Rohani made the comments on January 31, hours after President Donald Trump said the United States stands with the people of Iran against the country's “corrupt dictatorship.”
"The Iranian nation will never give up Imam Khomeini's legacy: Islamism and Republicanism. Return is impossible," Rohani said during a visit to the mausoleum of Ayatollah Ruhollah Khomeini, the founder of Iran’s Islamic republic, near Tehran.
"As long as people love the culture of Islam and love their Iran and safeguard their national unity, no superpower can change the path of this nation," he also said, referring to the United States.
Rohani also hinted that popular support was at risk if the Iranian establishment did not listen to angry protests that have swept the country in recent weeks.
"All officials of the country should have a listening ear for people's demands and wishes," he said.
During his first State of the Union address on January 30, Trump referenced the protests that hit dozens of towns and cities over the new year.
“When the people of Iran rose up against the crimes of their corrupt dictatorship, I did not stay silent,” he said. “America stands with the people of Iran in their courageous struggle for freedom.”
"Trump again confirms his ignorance of Iran & region.
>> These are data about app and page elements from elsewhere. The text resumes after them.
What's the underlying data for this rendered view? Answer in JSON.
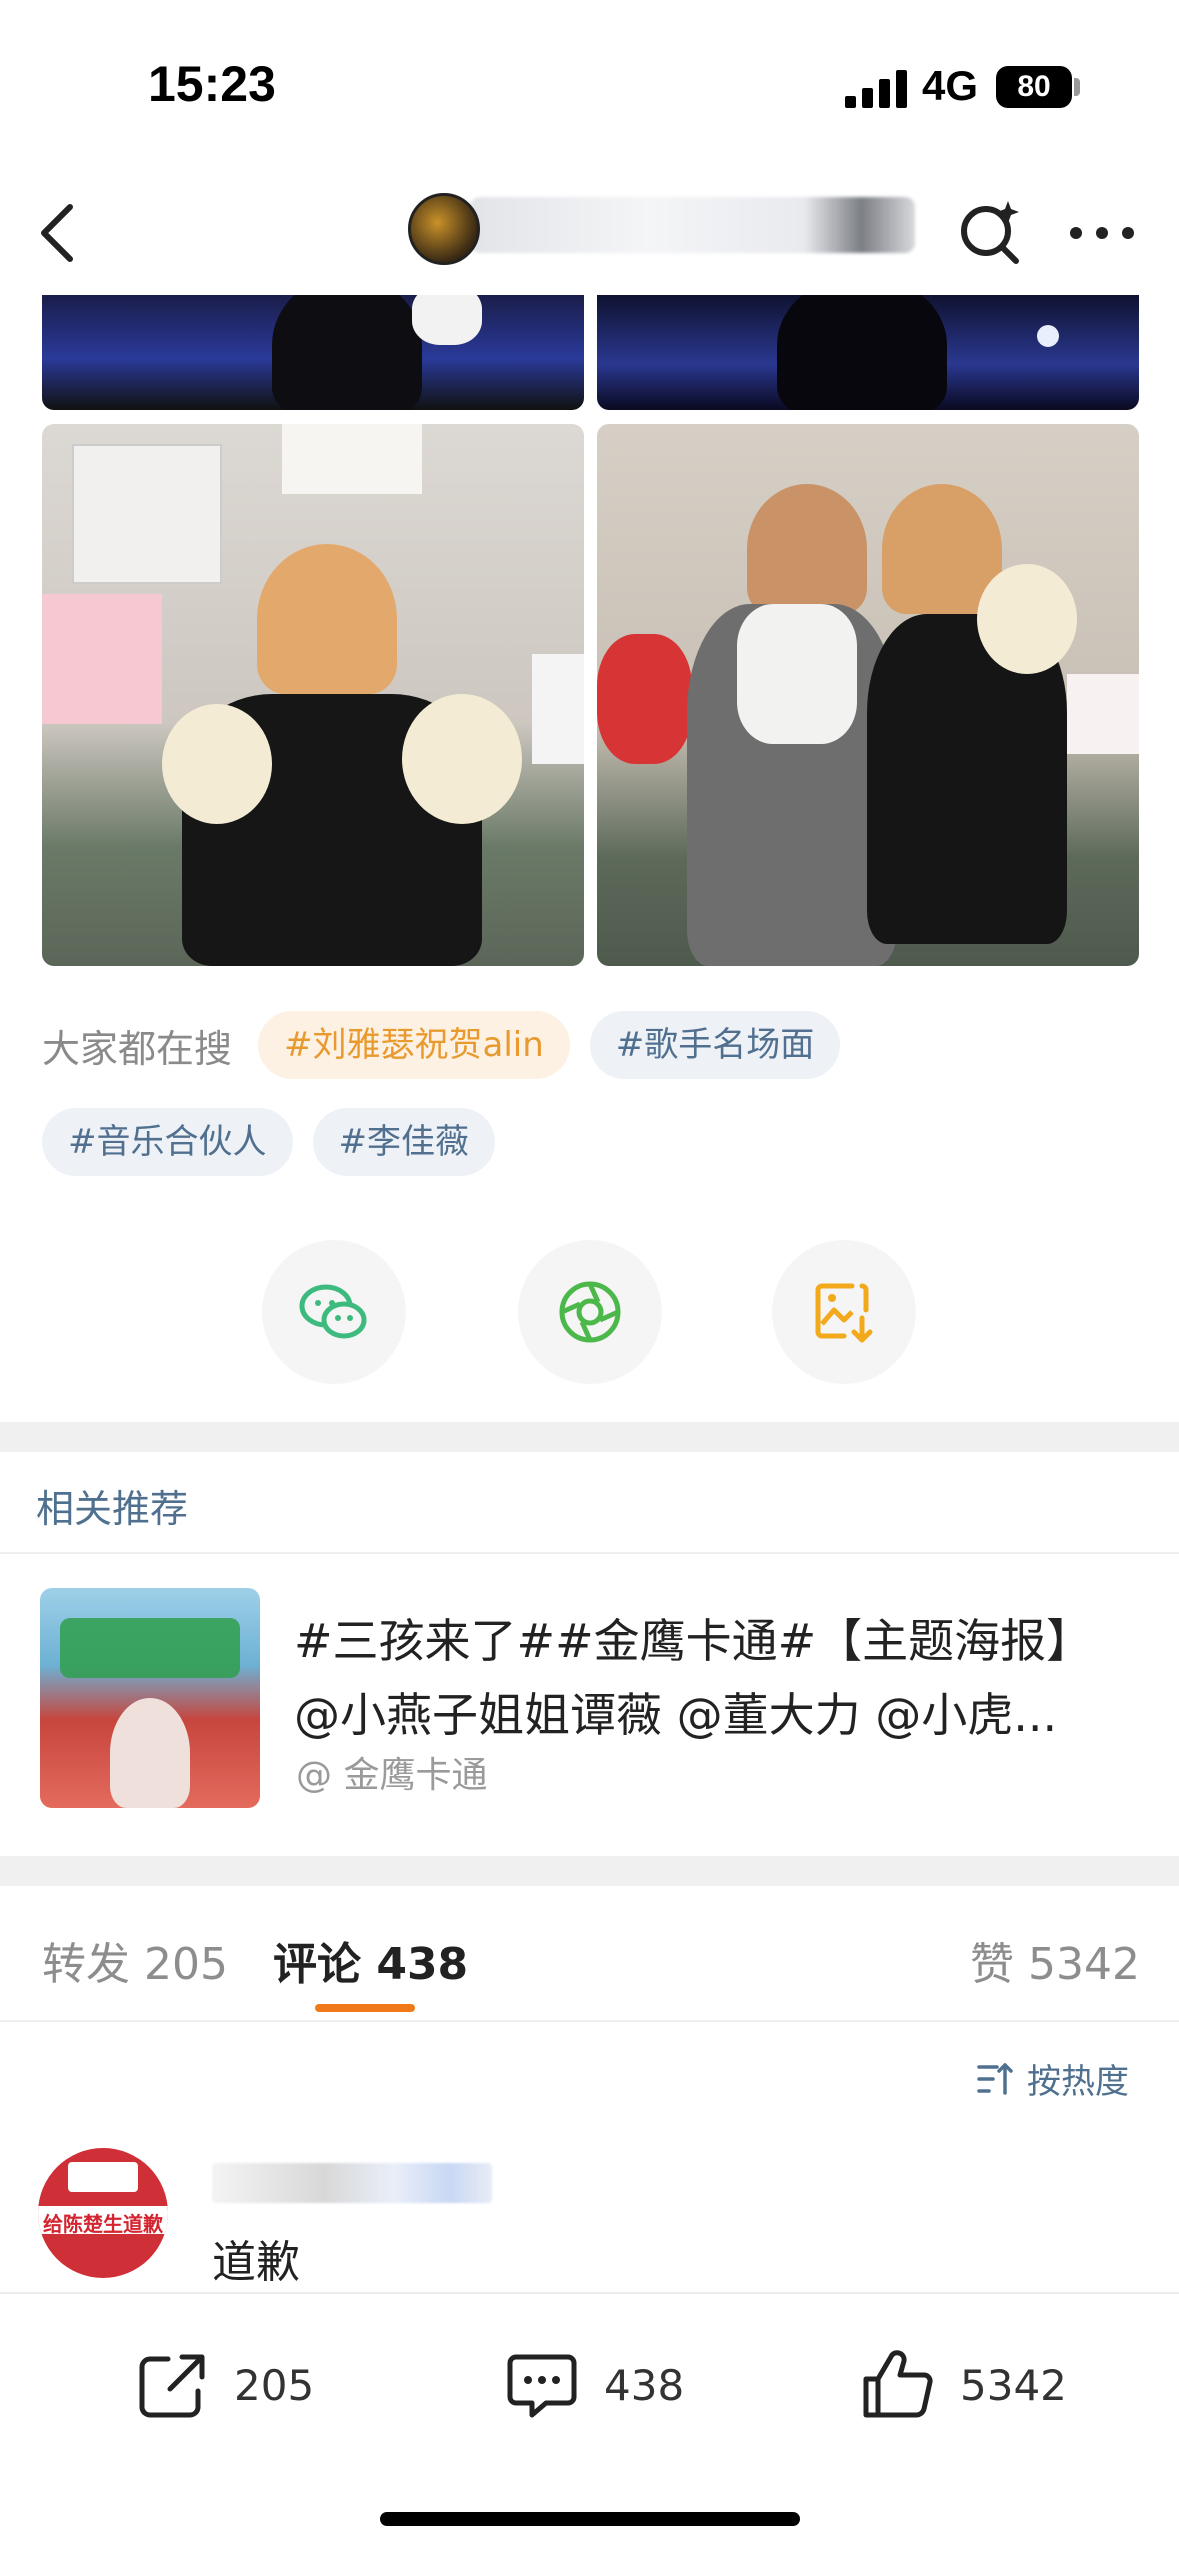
{
  "status_bar": {
    "time": "15:23",
    "network": "4G",
    "battery": "80"
  },
  "hot_search": {
    "label": "大家都在搜",
    "tags": [
      "#刘雅瑟祝贺alin",
      "#歌手名场面",
      "#音乐合伙人",
      "#李佳薇"
    ]
  },
  "share_icons": [
    "wechat-icon",
    "moments-icon",
    "save-image-icon"
  ],
  "related": {
    "title": "相关推荐",
    "post_line1": "#三孩来了##金鹰卡通#【主题海报】",
    "post_line2": "@小燕子姐姐谭薇 @董大力 @小虎...",
    "source": "@ 金鹰卡通"
  },
  "tabs": [
    {
      "label": "转发",
      "count": "205"
    },
    {
      "label": "评论",
      "count": "438"
    },
    {
      "label": "赞",
      "count": "5342"
    }
  ],
  "active_tab": "评论",
  "sort_label": "按热度",
  "comment": {
    "avatar_text": "给陈楚生道歉",
    "text": "道歉"
  },
  "actions": {
    "repost": "205",
    "comment": "438",
    "like": "5342"
  },
  "colors": {
    "accent": "#f07a1a",
    "link": "#50708f",
    "hot_tag": "#e99a2e"
  }
}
Everyone knows where he stands; and it's certainly not with Iranians," Iranian Foreign Minister Mohammad Javad Zarif later said in a message on Twitter.
Rohani’s comments also came a day after Mehdi Karrubi, a prominent Iranian reformist who has been under house arrest for the past seven years, said that major reforms were needed "before it is too late."
In an open letter to Supreme Leader Ayatollah Ali Khamenei, Karrubi said that the recent protests were inevitable because of the depth of "injustice, corruption, and discrimination" in the country.
In his address to a joint session of the U.S. Congress, Trump also called on lawmakers to help pass legislation to fix “fundamental flaws” in the landmark nuclear deal between world powers and Iran.
The 2015 accord, which was negotiated under President Barack Obama, lifted crippling Western economic sanctions against Tehran in exchange for curbs on its nuclear program.
But the U.S. president has stopped short of tearing up the deal altogether, a move some analysts feared could lead Iran to move more quickly to develop a nuclear weapon -- something Tehran says it has not done and does not plan to do.